**What is required**
Where does the word "Munich" occur in the data below? Copy each line that holds it.

━━━━━ Entries provided

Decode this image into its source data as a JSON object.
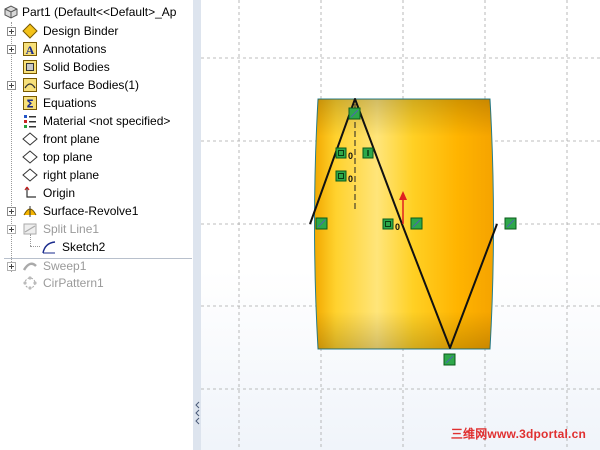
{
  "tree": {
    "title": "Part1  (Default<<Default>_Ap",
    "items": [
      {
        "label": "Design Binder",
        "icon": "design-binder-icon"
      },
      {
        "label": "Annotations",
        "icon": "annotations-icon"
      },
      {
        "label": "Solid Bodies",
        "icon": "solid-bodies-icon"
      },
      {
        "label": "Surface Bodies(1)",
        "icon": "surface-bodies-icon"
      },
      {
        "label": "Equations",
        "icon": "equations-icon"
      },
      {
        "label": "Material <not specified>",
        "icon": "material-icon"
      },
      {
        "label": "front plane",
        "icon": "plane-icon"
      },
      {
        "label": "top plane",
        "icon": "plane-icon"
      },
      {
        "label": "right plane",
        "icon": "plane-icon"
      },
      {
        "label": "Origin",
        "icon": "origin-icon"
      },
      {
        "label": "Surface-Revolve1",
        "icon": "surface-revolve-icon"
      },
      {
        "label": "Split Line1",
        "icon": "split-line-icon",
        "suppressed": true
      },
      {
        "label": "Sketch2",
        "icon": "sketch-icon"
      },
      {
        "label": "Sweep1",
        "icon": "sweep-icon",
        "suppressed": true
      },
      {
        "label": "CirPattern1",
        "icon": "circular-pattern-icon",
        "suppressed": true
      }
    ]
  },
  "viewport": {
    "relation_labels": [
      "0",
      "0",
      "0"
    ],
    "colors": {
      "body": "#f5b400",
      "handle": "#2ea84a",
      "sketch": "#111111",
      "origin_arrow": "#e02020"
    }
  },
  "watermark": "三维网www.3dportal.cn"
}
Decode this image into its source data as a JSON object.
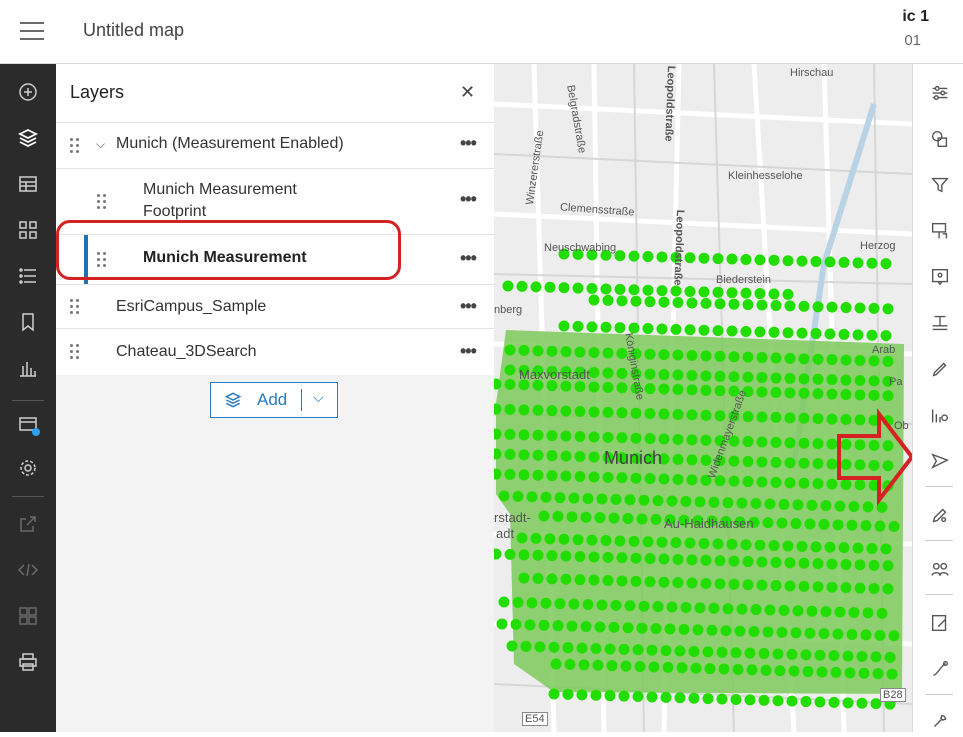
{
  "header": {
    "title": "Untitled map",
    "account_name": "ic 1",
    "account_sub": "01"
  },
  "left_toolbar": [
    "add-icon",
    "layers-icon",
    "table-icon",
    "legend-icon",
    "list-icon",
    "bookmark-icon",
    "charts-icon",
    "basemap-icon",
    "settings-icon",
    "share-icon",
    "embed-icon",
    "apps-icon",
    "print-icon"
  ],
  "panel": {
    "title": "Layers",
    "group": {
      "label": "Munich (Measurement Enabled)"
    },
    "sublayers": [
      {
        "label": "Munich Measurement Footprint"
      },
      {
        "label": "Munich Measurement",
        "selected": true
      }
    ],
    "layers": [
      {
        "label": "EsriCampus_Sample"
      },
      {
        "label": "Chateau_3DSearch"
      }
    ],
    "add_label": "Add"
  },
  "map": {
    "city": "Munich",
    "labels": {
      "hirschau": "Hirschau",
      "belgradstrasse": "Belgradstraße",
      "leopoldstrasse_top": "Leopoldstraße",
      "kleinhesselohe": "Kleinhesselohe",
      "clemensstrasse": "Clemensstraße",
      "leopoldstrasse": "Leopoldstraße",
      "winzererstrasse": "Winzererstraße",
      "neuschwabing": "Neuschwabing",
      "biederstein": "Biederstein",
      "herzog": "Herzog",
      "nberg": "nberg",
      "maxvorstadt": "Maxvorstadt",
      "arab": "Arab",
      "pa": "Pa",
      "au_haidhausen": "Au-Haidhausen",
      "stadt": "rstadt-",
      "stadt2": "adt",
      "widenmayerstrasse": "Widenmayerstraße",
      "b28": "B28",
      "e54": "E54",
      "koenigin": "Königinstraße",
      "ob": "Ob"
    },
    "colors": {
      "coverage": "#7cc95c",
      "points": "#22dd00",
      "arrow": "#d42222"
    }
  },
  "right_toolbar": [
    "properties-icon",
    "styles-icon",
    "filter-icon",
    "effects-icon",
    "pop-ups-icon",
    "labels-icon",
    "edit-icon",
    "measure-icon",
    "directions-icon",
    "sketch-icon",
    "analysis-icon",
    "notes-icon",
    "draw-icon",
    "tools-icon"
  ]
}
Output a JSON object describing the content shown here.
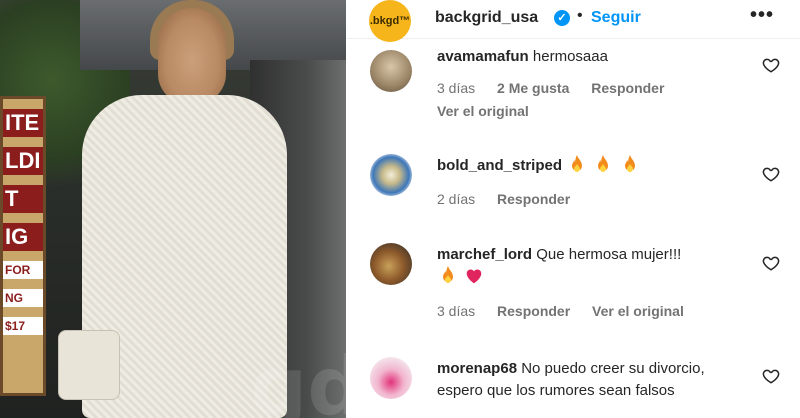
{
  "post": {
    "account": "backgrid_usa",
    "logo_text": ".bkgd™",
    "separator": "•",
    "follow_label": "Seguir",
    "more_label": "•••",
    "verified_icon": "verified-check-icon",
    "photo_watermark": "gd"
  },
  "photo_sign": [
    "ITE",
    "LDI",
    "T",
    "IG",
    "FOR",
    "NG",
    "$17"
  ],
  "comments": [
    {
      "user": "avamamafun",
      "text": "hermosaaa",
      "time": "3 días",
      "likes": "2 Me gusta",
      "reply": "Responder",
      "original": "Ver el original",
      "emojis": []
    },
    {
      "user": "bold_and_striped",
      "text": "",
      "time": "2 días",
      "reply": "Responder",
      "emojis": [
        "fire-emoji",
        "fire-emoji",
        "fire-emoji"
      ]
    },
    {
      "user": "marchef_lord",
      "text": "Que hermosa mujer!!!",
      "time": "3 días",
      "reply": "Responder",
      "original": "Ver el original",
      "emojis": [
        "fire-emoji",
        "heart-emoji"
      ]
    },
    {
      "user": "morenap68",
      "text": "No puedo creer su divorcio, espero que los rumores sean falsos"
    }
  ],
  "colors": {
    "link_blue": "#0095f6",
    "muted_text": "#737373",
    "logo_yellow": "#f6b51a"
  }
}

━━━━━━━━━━

**Solution to this problem**
      "label": "Munich (Measurement Enabled)"
        "label": "Munich Measurement Footprint"
        "label": "Munich Measurement",
    "city": "Munich",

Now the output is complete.